8th Jul 2009
I am now writing a book on branding and ethnic, cultural and religious segmentation, and have been following the tribes/herds discussion somewhat closely. I think both are important concepts, but am having trouble reconciling the two. Everyone in marketing knows the importance of segmentation, but the discussion of tribes/herds deals with segmentation. Right now, and I'm open to changing my mind here, the concept of tribes/herds is product centric. In other words, I'm a brand, and represent a platform for a community to tell stories and exchange experiences together. I tend to dislike such product-centric concepts as "brand equity," "brand managers," "brand personality," etc. because that puts the attention on the product, when the entire corporate focus must be on the customer. I think segments come closer to this ideal of customer-centricity because to appeal to a segment, you must a) have a understanding of that segment; b) understand that each segment is different from another, and likely has deeper differences within that segment (Hispanic advertising often makes this classic one-size-fits-all mistake) and c) tailor offerings/service to each segment/subsegment.
At the end of the day, I think companies would be better off focusing on segments (beyond the simplistic demographic, etc.) and spend less time seeking to be leaders amid shifting "tribes."
But an excellent article.
10th Jun 2009
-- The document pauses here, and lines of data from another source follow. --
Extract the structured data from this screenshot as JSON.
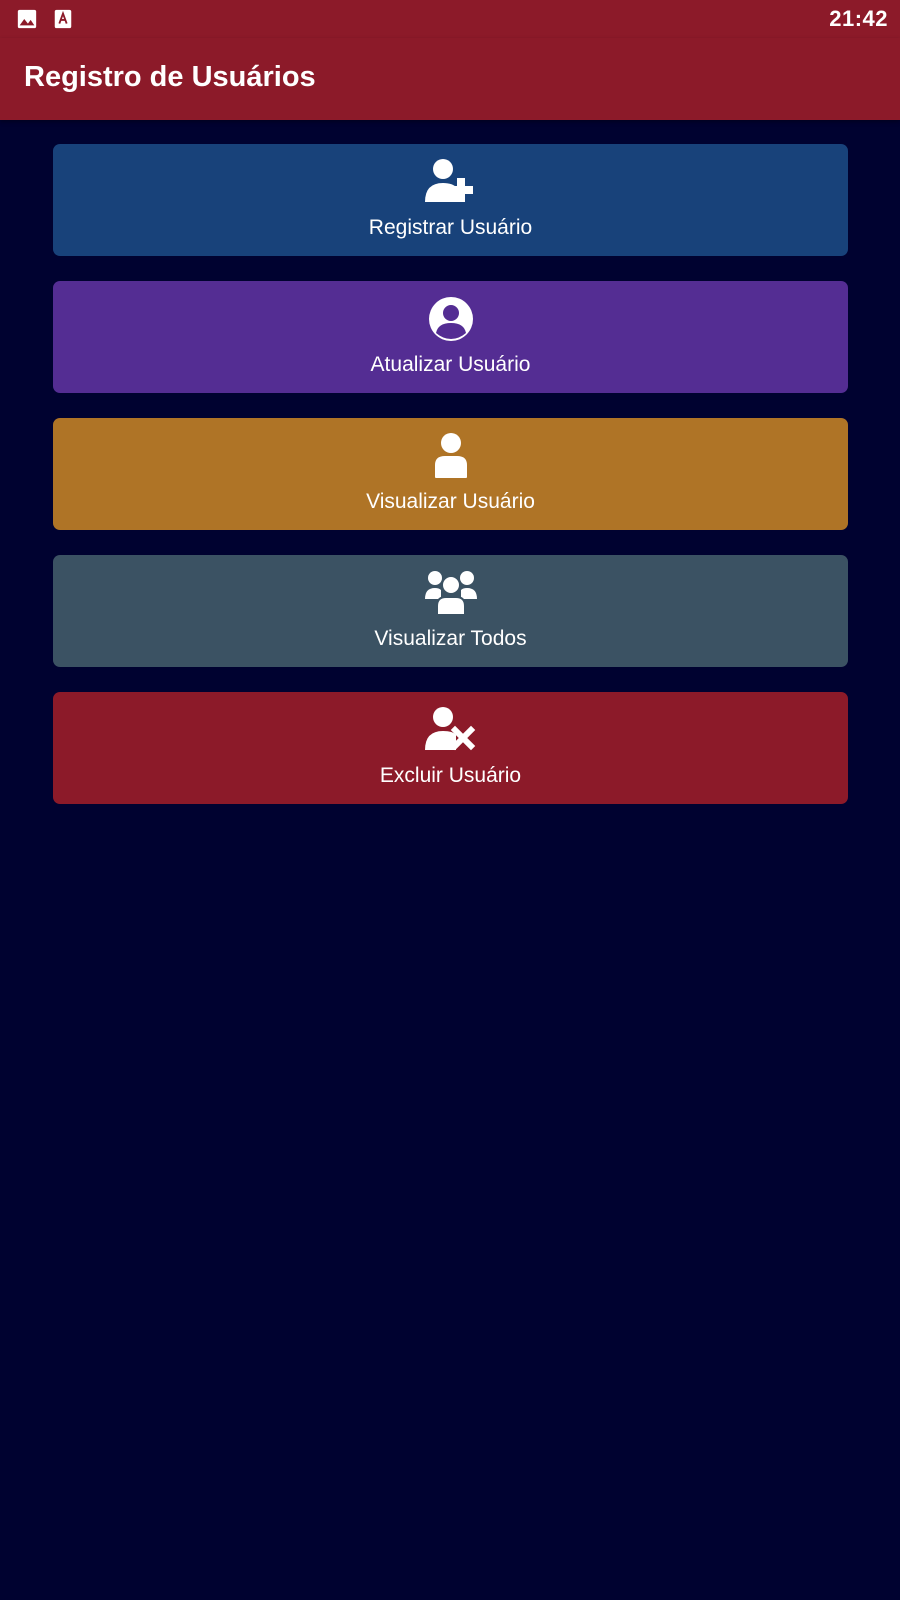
{
  "status_bar": {
    "time": "21:42",
    "icons": [
      "image-icon",
      "text-app-icon"
    ]
  },
  "app_bar": {
    "title": "Registro de Usuários"
  },
  "menu": {
    "items": [
      {
        "label": "Registrar Usuário",
        "icon": "user-plus-icon",
        "color": "#18427a"
      },
      {
        "label": "Atualizar Usuário",
        "icon": "user-circle-icon",
        "color": "#542d93"
      },
      {
        "label": "Visualizar Usuário",
        "icon": "user-icon",
        "color": "#af7426"
      },
      {
        "label": "Visualizar Todos",
        "icon": "users-group-icon",
        "color": "#3b5263"
      },
      {
        "label": "Excluir Usuário",
        "icon": "user-remove-icon",
        "color": "#8c1a29"
      }
    ]
  },
  "colors": {
    "background": "#000230",
    "app_bar": "#8c1a29"
  }
}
Mention the word "branding" to someone outside marketing, and they will immediately roll their eyes. It's easy to understand why. Marketers put their faith in discredited theories like "positioning," which has no metrics associated with it (can anyone say, "our positioning is 5% better than last year?"), while they are judged on their sales or other performance. Marketers prattle on about "brand equity," when the focus must be on either sales or the customer. Plus there is confusion over the word "branding." Do you mean advertising? Logo design? PR? No one just does their specific job anymore; they all "brand."
23rd Jul 2005
Mr Arussy is absolutely correct that it makes little sense to proclaim a brand promise if the organization cannot execute on it. That can even backfire, as disappointed customers defect when raised expectations are not met. But I disagree with his assertion that "n fact what they need to do is walk on the road less travelled and approach their operation people first." What they really need to do is to first talk to the customer, not the operations people. Find out what customers value, then drive operations to meet that value. Talking to operations also runs the risk that processes will be optimized for efficiency, when customers are actually looking for effectiveness.
Author, ProfitBrand: How to Increase the Profitabiltiy, Accountability and Sustainability ol Brands.